Good article on the proper distinctions between Creation and EvolutionISM. I introduced this
idea at a message I gave in April of this year, on the topic of "Evolutionism" and introduced this distinction to the audience. I emphasized that the word "Creation" is a concrete noun and a word with the "-ism" suffix becomes a diminutive form representing an ideology or philosophy. Therefore since Creation is a fact and not a "ideology" per se; the correct attachment of "-ism" is to the word evolution, i.e. evolutionism, since it truly is a ideology or philosophy.
I came to realize this, after getting and reading T. Berra's book, Evolution and the Myth of
Creationism. Where this title shows that the evolutionist' see this distinction themselves.

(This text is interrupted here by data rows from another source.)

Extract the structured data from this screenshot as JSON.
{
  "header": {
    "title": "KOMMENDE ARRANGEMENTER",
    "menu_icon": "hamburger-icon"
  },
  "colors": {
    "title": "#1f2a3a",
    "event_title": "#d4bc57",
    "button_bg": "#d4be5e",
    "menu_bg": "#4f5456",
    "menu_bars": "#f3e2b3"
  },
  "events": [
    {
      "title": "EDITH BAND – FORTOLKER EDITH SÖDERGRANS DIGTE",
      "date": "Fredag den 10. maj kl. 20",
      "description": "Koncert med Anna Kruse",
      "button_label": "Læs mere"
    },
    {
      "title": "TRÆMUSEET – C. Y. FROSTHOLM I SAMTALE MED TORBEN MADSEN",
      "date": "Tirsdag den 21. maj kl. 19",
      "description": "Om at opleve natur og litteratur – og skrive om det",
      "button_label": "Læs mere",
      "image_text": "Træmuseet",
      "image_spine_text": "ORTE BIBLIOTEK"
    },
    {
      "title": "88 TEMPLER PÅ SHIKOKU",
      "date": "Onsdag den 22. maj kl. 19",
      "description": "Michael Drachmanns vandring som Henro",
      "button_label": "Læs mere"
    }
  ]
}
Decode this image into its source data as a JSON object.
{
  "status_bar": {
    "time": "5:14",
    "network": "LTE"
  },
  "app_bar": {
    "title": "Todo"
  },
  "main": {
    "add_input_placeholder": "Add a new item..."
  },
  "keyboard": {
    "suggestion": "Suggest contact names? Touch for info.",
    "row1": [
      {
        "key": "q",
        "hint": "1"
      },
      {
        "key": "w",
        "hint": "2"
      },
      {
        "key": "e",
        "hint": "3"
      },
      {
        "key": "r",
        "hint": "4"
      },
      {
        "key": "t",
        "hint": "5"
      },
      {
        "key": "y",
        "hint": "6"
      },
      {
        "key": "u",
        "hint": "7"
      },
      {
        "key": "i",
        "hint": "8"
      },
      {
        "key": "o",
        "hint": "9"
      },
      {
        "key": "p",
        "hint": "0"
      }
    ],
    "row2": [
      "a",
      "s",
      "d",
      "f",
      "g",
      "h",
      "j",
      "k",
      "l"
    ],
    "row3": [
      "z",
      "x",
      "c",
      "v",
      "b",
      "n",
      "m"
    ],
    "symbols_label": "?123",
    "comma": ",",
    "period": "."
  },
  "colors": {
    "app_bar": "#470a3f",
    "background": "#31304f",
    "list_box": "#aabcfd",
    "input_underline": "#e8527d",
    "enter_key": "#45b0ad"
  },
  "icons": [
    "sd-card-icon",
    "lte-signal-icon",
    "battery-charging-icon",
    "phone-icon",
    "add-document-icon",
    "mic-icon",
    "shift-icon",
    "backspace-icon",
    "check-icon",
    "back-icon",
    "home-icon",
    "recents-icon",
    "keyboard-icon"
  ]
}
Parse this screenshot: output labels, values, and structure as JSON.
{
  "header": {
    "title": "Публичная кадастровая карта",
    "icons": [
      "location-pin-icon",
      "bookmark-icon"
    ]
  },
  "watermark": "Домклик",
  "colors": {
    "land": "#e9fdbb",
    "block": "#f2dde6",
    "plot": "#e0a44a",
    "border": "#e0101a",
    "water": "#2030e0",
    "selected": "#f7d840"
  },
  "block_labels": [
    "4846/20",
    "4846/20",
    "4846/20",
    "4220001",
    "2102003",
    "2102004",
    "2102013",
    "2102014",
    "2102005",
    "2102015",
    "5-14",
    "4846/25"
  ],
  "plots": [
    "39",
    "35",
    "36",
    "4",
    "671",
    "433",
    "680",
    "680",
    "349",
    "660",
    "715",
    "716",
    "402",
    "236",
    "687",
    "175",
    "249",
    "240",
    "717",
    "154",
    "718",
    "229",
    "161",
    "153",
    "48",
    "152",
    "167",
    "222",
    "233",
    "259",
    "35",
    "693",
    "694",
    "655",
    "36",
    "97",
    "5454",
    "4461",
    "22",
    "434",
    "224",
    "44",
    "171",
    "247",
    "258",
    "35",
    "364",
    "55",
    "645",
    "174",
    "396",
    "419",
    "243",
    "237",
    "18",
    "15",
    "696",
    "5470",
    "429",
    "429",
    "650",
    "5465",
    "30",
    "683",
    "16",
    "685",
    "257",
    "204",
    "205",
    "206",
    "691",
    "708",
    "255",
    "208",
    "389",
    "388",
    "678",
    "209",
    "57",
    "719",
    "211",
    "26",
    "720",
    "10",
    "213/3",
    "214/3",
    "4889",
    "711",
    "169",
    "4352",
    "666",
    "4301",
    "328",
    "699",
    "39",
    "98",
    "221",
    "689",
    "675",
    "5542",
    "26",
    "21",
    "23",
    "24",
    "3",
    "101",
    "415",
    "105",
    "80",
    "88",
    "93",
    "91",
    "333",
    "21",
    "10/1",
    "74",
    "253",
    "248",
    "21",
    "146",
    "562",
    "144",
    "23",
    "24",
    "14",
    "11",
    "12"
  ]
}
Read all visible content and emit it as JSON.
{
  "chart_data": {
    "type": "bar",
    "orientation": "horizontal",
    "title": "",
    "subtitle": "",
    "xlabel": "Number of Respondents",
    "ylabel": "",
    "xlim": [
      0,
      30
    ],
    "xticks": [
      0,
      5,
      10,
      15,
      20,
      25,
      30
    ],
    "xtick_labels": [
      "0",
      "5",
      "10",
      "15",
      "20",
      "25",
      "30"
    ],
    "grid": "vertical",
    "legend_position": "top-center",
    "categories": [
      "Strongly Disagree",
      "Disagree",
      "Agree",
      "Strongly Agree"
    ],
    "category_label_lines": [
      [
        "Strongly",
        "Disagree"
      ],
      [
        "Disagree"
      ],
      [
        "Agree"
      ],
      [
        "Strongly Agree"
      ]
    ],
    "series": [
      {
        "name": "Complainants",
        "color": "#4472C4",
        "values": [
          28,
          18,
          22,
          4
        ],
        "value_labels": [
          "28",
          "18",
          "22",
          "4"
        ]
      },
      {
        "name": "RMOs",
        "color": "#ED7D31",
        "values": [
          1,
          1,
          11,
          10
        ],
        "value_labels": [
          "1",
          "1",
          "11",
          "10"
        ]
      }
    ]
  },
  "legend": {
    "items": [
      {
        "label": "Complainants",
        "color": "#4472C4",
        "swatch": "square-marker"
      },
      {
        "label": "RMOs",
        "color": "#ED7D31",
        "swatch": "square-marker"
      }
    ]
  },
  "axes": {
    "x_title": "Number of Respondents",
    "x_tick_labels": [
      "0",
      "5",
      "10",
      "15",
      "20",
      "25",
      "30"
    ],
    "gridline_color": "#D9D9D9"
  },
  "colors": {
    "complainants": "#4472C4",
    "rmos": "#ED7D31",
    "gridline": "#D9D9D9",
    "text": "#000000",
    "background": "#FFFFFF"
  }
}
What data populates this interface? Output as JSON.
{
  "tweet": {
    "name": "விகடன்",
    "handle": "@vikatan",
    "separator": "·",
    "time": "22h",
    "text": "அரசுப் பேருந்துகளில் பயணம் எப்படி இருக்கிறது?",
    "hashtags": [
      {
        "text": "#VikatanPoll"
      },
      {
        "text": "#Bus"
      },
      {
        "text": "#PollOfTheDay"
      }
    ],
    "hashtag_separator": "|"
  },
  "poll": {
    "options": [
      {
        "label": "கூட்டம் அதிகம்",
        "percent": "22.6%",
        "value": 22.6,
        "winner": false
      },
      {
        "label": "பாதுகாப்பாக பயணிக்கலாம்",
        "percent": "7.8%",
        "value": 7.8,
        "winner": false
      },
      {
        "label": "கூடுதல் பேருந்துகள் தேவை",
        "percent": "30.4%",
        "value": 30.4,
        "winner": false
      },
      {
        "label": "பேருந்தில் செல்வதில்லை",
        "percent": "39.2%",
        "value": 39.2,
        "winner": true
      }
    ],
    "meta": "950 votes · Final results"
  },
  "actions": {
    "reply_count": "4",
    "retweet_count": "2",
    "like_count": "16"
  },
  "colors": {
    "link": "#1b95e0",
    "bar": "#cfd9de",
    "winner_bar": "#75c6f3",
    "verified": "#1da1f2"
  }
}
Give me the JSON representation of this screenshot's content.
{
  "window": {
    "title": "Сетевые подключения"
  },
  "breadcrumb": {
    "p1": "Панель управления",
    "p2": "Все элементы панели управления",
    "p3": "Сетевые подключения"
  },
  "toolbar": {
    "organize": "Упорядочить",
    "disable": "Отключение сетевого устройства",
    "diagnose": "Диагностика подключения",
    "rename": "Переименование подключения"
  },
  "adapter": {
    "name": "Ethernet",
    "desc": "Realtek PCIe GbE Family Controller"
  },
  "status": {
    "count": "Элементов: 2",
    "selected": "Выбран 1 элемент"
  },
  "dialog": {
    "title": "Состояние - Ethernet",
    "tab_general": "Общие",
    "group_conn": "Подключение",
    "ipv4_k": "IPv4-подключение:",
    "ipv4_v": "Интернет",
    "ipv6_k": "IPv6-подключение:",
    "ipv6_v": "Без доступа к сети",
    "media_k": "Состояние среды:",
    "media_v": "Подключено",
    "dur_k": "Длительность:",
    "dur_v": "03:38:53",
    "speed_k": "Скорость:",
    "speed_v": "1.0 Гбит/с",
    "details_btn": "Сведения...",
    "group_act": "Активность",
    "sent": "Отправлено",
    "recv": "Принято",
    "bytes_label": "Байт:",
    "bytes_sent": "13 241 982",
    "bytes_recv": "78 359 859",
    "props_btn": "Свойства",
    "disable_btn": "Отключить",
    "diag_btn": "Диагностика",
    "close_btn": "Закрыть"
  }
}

I think you are promoting an important point; keep up the good work.
Greetings. Excellent article regarding titles on your website.
Ever since coming on board ICR over 5 years ago I have been using the above
phrase ("Creation science vs evolutionism"). Furthermore, when I give the rare seminar
presentation, I urge the audience to get in the habit of using these
descriptive terms. If we believe creation to be more scientifically valid
that evolutionism, then let's say so as we present the two worldviews:
'evolutionism and creation science'.
Three years ago I had a debate with 2 evolutionists at an Iowa radio
station. One was a PhD with the Iowa Academy of Sciences (he even knew my
late graduate school advisor, Gerald D. Schmidt of Colorado). The other was
a mean-spirited and vitriolic high school biology teacher. When it came time
for me to speak I used the above phrases repeatedly as I presented the
scientific case for creation. When it was the teacher's turn to speak he was
livid and snarled that it most certainly wasn't "evolutionism."
Two quick examples: years ago D.E. Rosen & R.T. Schuh (both of the American
Museum of N.History) writing in Systematic Zoology, used "evolutionism" a
number of times in their article. So does Peter J. Bowler (Reader in the
history of science at Queen's University) in his classic book on Darwinism,
'Evolution: The History of an Idea'.
I Quite agree although I would not want to be obsessive about semantics
yet symbols and image are the big battlefield. Thank you for your
recommendation I think we would do well to follow it in the future.
Thank you, many members of Christians in Science, being working scientists, would accept evolution as a theory, as the evidence seems to indicate that this was how God created the biological world, but do not accept evolutionism as a world view. (Evolutionism being a world view that believes that all can be explained by this theory.) In the same way science is a subject to be studied but scientism is a world view which claims that the scientific explanation is all there is to life. It is possible to study science without accepting scientism, to study evolution without accepting evolutionism and to rejoice in God's creation without being a creationist.
Caroline Berry, Secretary, Christians in Science
(Speaking for herself, not necessarily the organization)
Dear Ms. Linda Gunderson;
Hello. I am a TCCSA member. I have enjoyed your articles on the website, and I would like to offer some ideas to your article "Creation - Not Creationism" on misuse of the term "creationism". Agreeing wholehardedly with your points, I was already taking notice of the subtle nuance.
We often use the term evolutionary, but have neglected it's counterpart term, "creationary."
I came across this site, http://www.geocities.com/hftamke/, which promotes adoption of the word "creationary." Although the term seems a bit unusual at first, I have used it in many conversations (and have noticed others using it as well). I feel it is more accurate form in many cases, both gramatically, and also to correctly emphasize the alternate paradigm in science.
As you will find in the link above, this usage can replace many awkward sayings such as creationist science, etc. The author notes, "The English adjective creationary is a natural derivative of the noun creation."
By the way, I have no problem per se with the terms "Creation Science" or "creation-science", but it has sometimes been used to compartmentalize our movement (particularly by compromizing "creationists"). Where as, I feel the term "creationary science(s)" reflects a way of understanding (worldview) within all of the sciences... defining a worldview framework of interpretation, rather than an mere subset. (I still use all terms interchangeably, and don't seek a "PC" terminology... just distinction where appropriate.)
Feel free to pass this link on to anyone who would be interested. If this terminology doesn't catch on, at least it is informative. If you have any thoughts on this, please let me know.